What you need to do: Your copy of the data should leave out the images and match everything else exactly.

[Opening Input for this task section]

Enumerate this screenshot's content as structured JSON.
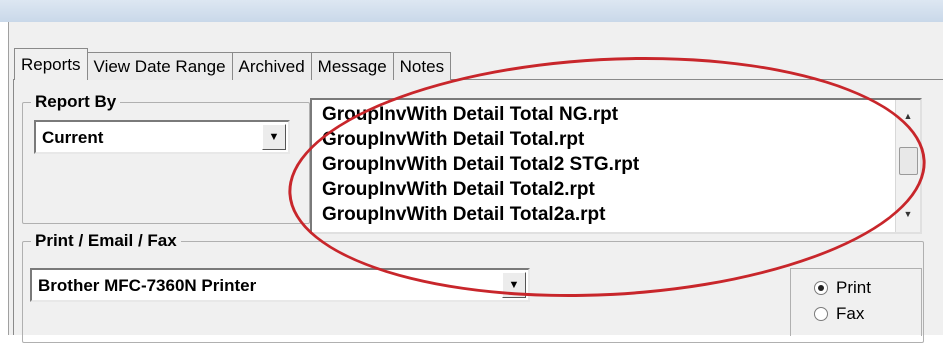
{
  "tabs": [
    "Reports",
    "View Date Range",
    "Archived",
    "Message",
    "Notes"
  ],
  "report_by": {
    "legend": "Report By",
    "selected": "Current"
  },
  "report_list": [
    "GroupInvWith Detail Total NG.rpt",
    "GroupInvWith Detail Total.rpt",
    "GroupInvWith Detail Total2 STG.rpt",
    "GroupInvWith Detail Total2.rpt",
    "GroupInvWith Detail Total2a.rpt"
  ],
  "print_email_fax": {
    "legend": "Print / Email / Fax",
    "printer": "Brother MFC-7360N Printer",
    "options": [
      "Print",
      "Fax"
    ],
    "selected_option": "Print"
  },
  "annotation_color": "#c8262b"
}
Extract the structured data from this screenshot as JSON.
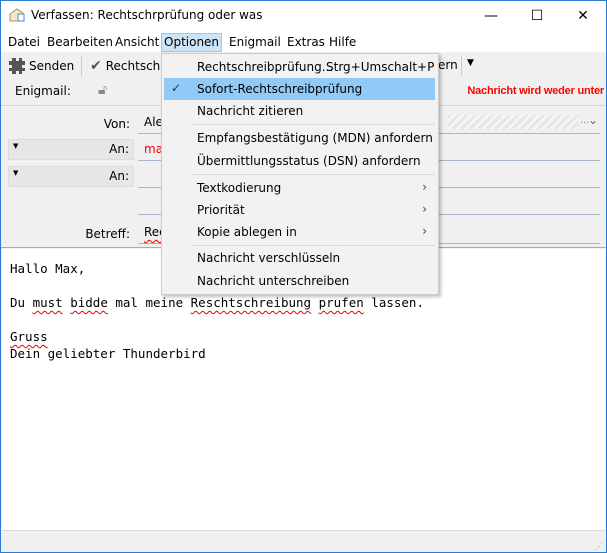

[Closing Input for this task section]

Answer space:
Enumerate this screenshot's content as structured JSON.
{
  "tabs": [
    "Reports",
    "View Date Range",
    "Archived",
    "Message",
    "Notes"
  ],
  "report_by": {
    "legend": "Report By",
    "selected": "Current"
  },
  "report_list": [
    "GroupInvWith Detail Total NG.rpt",
    "GroupInvWith Detail Total.rpt",
    "GroupInvWith Detail Total2 STG.rpt",
    "GroupInvWith Detail Total2.rpt",
    "GroupInvWith Detail Total2a.rpt"
  ],
  "print_email_fax": {
    "legend": "Print / Email / Fax",
    "printer": "Brother MFC-7360N Printer",
    "options": [
      "Print",
      "Fax"
    ],
    "selected_option": "Print"
  },
  "annotation_color": "#c8262b"
}
Extract the structured data from this screenshot as JSON.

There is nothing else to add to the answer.